  6. ^ Mandavilli, Apoorva (July 9, 2018). "The World's Worst Industrial Disaster Is Still Unfolding". The Atlantic. Retrieved July 10, 2018.
  7. ^ AK Dubey (June 21, 2010). "Bhopal Gas Tragedy: 92% injuries termed "minor"". First14 News. Archived from the original on June 24, 2010. Retrieved September 3, 2021.
  8. ^ "The Bhopal Saga Ingrid Eckerman 2004.pdf". Google Docs. Retrieved September 8, 2021.
  9. ^ "The Dow Chemical Company: Bhopal Disaster". Knowmore.org. Retrieved December 3, 2008.
  10. ^ "Warren Anderson: 30-Year old road to nowhere". The Indian Express. November 1, 2014. Retrieved November 1, 2014.
  11. ^ Lack of Evidence Held up Anderson Extradition: MEA The Times of India, June 10, 2010
  12. ^ "Court issues arrest warrant for former CEO of Union Carbide in gas leak case". The Guardian. London. July 31, 2009. Retrieved July 31, 2009.

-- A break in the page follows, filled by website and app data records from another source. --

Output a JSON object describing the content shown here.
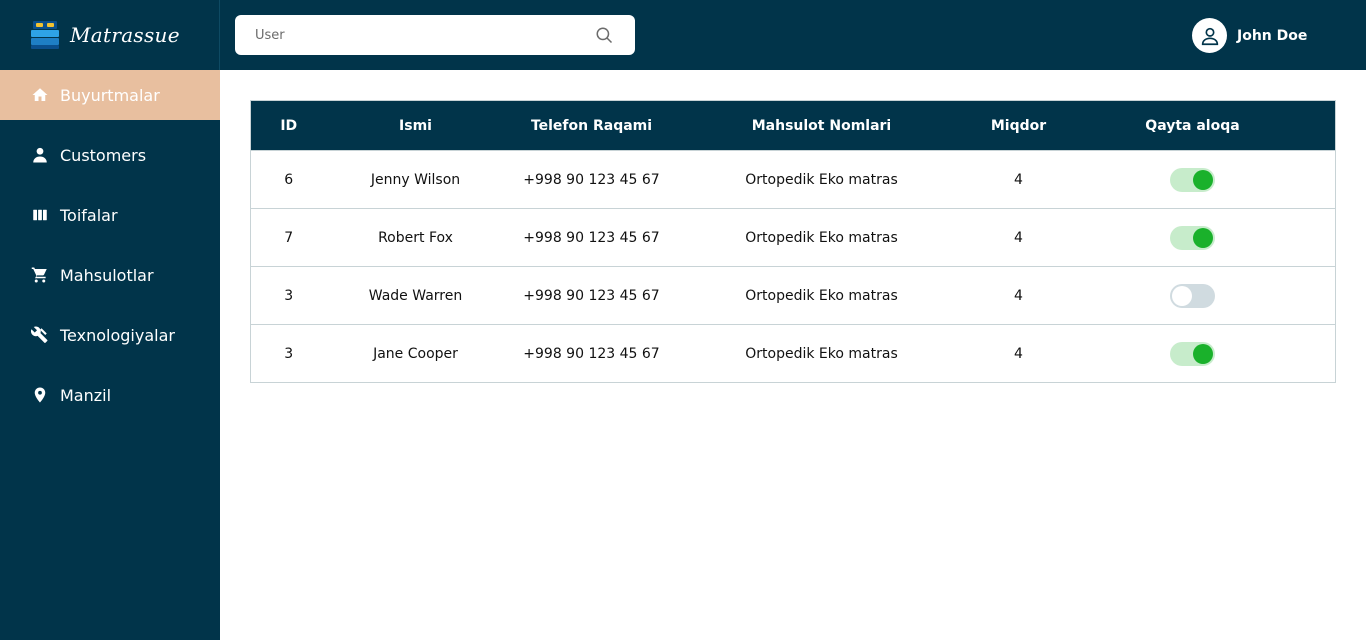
{
  "brand": {
    "name": "Matrassue",
    "logo_icon": "bed-logo-icon"
  },
  "search": {
    "placeholder": "User",
    "icon": "search-icon"
  },
  "user": {
    "name": "John Doe",
    "icon": "user-avatar-icon"
  },
  "sidebar": {
    "items": [
      {
        "label": "Buyurtmalar",
        "icon": "home-icon",
        "active": true
      },
      {
        "label": "Customers",
        "icon": "person-icon",
        "active": false
      },
      {
        "label": "Toifalar",
        "icon": "columns-icon",
        "active": false
      },
      {
        "label": "Mahsulotlar",
        "icon": "cart-icon",
        "active": false
      },
      {
        "label": "Texnologiyalar",
        "icon": "tools-icon",
        "active": false
      },
      {
        "label": "Manzil",
        "icon": "location-pin-icon",
        "active": false
      }
    ]
  },
  "table": {
    "headers": [
      "ID",
      "Ismi",
      "Telefon Raqami",
      "Mahsulot Nomlari",
      "Miqdor",
      "Qayta aloqa"
    ],
    "rows": [
      {
        "id": "6",
        "name": "Jenny Wilson",
        "phone": "+998 90 123 45 67",
        "product": "Ortopedik Eko matras",
        "qty": "4",
        "callback": true
      },
      {
        "id": "7",
        "name": "Robert Fox",
        "phone": "+998 90 123 45 67",
        "product": "Ortopedik Eko matras",
        "qty": "4",
        "callback": true
      },
      {
        "id": "3",
        "name": "Wade Warren",
        "phone": "+998 90 123 45 67",
        "product": "Ortopedik Eko matras",
        "qty": "4",
        "callback": false
      },
      {
        "id": "3",
        "name": "Jane Cooper",
        "phone": "+998 90 123 45 67",
        "product": "Ortopedik Eko matras",
        "qty": "4",
        "callback": true
      }
    ]
  },
  "colors": {
    "primary": "#01344a",
    "active_nav": "#e8bf9f",
    "toggle_on": "#1ab12b",
    "toggle_on_track": "#c7eccb",
    "toggle_off_track": "#d0dbe0"
  }
}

  13. ^ Company Defends Chief in Bhopal Disaster The New York Times, August 3, 2009
  14. ^ Vilanilam, John V. (2011). Public relations in India : new tasks and responsibilities. Thousand Oaks, Calif.: SAGE. ISBN 9788132107736. OCLC 750174249.

External links[edit]